Domett promptly resumed the administrative career he had never fully relinquished, for during his premiership his only additional portfolio had been that of Crown lands. So effectively did he administer affairs in this capacity that the post of secretary for Crown lands was changed from a political to a civil service position by the succeeding ministry and Domett took up the appointment in January 1864. During the next eight years he effected an administrative revolution. In mid 1864 he became land claims commissioner and then, in 1865, registrar general of land, thus centralising most of the general government's land concerns in his office. In June 1866 he also took up his seat in the Legislative Council, the combination of paid service and deliberative advice to the Crown not being seen as contradictory. By 1870 the general Crown Lands Office had been transformed into an efficient regulatory agency for overseeing the implementation of government land policies. In one administrative objective alone Domett was foiled: his office did not acquire responsibility for Maori lands, although he did succeed in having the administration of confiscated lands transferred to the general Crown Lands Office in 1869. The value of Domett's contribution to the efficient administration of the public estate was made apparent in 1870. The Disqualification Act to prevent any member of either the lower or the upper House from holding paid office in the service of the Crown specifically exempted Domett.

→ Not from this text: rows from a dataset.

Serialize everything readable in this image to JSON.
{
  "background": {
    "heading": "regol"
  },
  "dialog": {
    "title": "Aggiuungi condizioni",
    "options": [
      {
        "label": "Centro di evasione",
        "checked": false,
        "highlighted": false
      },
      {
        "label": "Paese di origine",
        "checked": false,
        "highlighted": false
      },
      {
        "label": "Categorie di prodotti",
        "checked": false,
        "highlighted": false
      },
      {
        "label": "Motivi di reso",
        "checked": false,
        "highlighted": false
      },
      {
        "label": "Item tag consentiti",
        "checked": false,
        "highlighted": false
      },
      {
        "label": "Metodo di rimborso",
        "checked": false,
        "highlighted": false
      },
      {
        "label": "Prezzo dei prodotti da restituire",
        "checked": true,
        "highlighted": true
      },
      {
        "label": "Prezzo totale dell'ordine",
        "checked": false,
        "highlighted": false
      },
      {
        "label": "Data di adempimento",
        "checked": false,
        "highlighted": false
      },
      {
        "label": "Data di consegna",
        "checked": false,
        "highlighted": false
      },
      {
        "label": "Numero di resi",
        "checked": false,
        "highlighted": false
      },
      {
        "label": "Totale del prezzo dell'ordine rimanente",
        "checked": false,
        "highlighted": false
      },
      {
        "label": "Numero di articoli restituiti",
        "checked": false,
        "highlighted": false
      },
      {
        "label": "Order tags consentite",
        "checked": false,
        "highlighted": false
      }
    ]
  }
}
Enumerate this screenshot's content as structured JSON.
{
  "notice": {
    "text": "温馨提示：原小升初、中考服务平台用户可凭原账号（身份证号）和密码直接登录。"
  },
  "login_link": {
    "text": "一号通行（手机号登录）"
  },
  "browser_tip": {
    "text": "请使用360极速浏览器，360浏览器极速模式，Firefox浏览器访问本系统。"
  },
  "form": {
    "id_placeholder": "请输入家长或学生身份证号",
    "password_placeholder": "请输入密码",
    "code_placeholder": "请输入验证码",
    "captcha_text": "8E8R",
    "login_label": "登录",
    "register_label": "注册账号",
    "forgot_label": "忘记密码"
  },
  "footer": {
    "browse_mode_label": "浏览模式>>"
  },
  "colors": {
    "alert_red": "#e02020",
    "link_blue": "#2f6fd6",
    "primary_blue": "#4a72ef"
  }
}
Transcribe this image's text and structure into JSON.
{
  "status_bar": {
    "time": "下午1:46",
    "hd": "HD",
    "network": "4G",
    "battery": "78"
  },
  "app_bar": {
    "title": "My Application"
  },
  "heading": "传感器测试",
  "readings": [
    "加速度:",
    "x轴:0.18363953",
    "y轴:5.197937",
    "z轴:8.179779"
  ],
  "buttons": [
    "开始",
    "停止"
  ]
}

Although his 30 years of public service in New Zealand had given Domett little opportunity for sustained creative writing, he had never lost his literary inclinations. He made occasional contributions to the Nelson Examiner and worked consistently on the epic Ranolf and Amohia, which was published in London in 1872, with the subtitle A south-sea day-dream, shortly after his return to England. He produced a small volume of poetry in 1877 and a revised edition of Ranolf and Amohia, with an altered subtitle, A dream of two lives, in 1883. As a man of letters, however, his most significant contribution was his involvement, while still in New Zealand, in the establishment of the General Assembly Library. Both in the selection of the collection and in its organisation and classification, Domett laid the foundations for the successful development of that institution.

Alfred Domett's reputation has not been well served by twentieth century writers, who have focused on his premiership and prolix poetry. Contemporaries viewed him much more generously, applauding his intellectual calibre and readiness to contribute to the public weal: 'a man of that stamp is a great boon to a young colonial community'.